On types of functions

Asked by spuneet23 | 19th Jul, 2009, 05:51: PM

Expert Answer:

for a function to be one one

 we must have

f(a) not equal to f(b), if a not equal tob.

i.e.[a] not equal to [b] if a not equal to b

so by defn of greates int fn we get that

if a not equal to b then f(a0 not equal to f(b)

so it's not one one.

for a function to be onto

we must have some element c from codomain R such that f(a)=c where a belongs to the domain R.

but if c is not an integer then f(a) can't be c for any a as the answer of the greates integer fn has to be an integer.

so we see that every element of R the codomain does not have a preimage in the domain R.

so by definition of onto functions f is not onto.

Answered by  | 19th Jul, 2009, 09:12: PM

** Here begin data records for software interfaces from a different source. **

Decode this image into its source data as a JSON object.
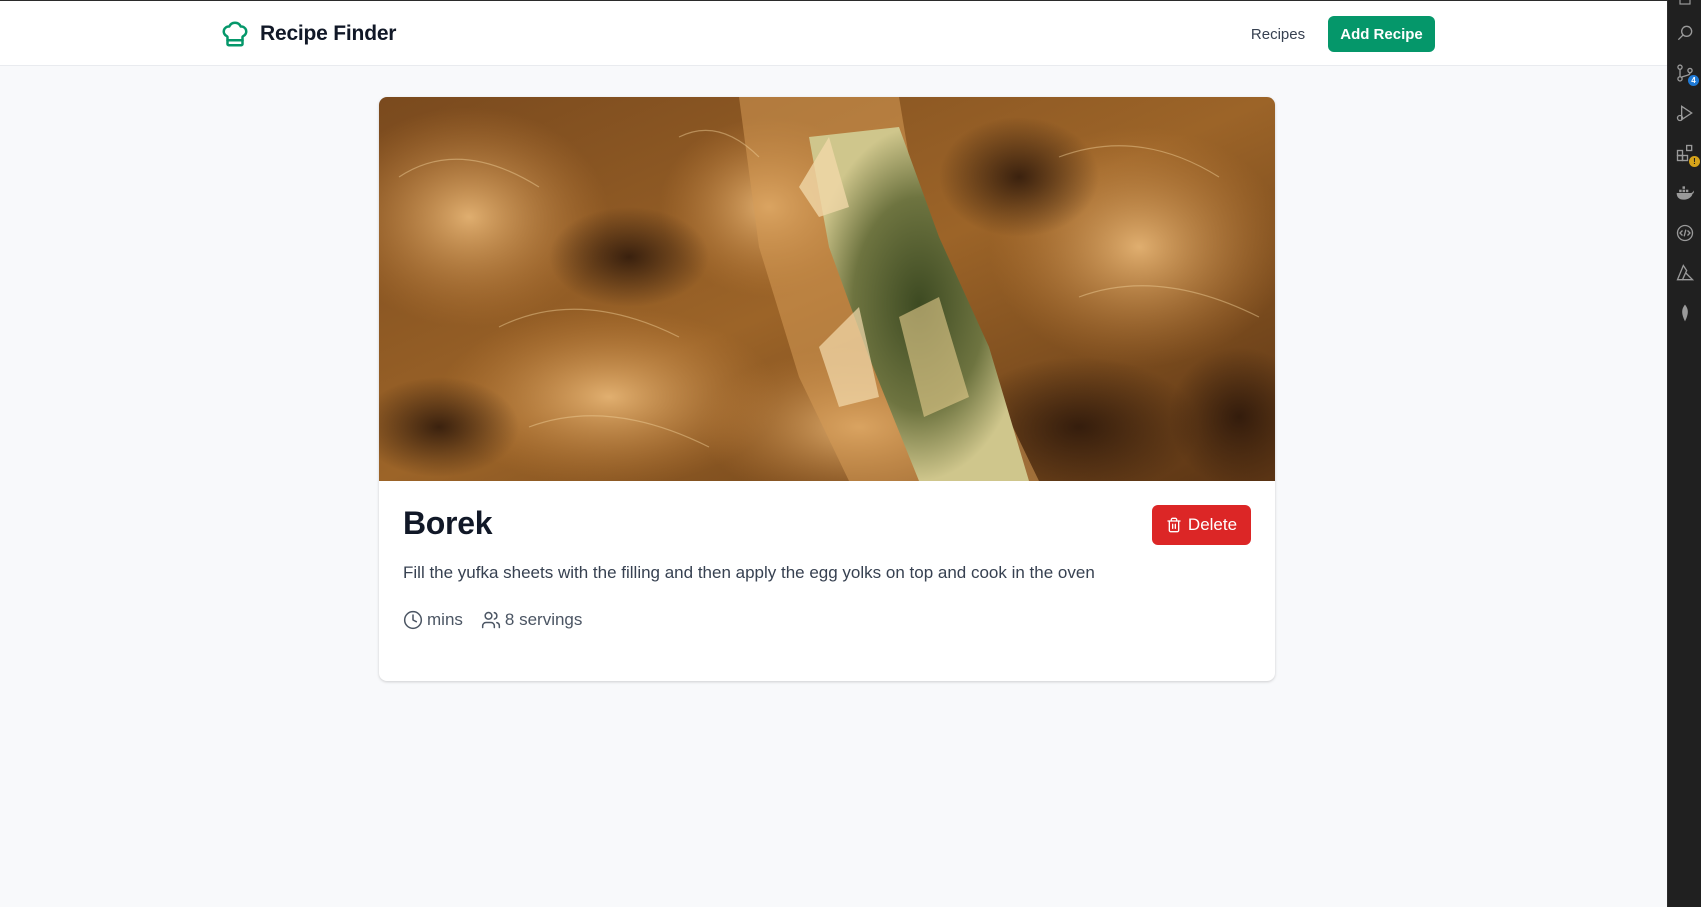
{
  "header": {
    "brand_name": "Recipe Finder",
    "brand_icon": "chef-hat-icon",
    "nav_recipes": "Recipes",
    "add_recipe": "Add Recipe"
  },
  "recipe": {
    "title": "Borek",
    "delete_label": "Delete",
    "description": "Fill the yufka sheets with the filling and then apply the egg yolks on top and cook in the oven",
    "time_label": "mins",
    "servings_label": "8 servings",
    "image_alt": "photo-of-borek"
  },
  "sidebar": {
    "scm_badge": "4",
    "extensions_badge": "!",
    "icons": [
      "files-icon",
      "search-icon",
      "source-control-icon",
      "run-debug-icon",
      "extensions-icon",
      "docker-icon",
      "remote-icon",
      "azure-icon",
      "mongodb-icon"
    ]
  },
  "colors": {
    "accent": "#05976a",
    "danger": "#dc2626",
    "background": "#f8f9fb"
  }
}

Queries asked on Sunday & after 7pm from Monday to Saturday will be answered after 12pm the next working day.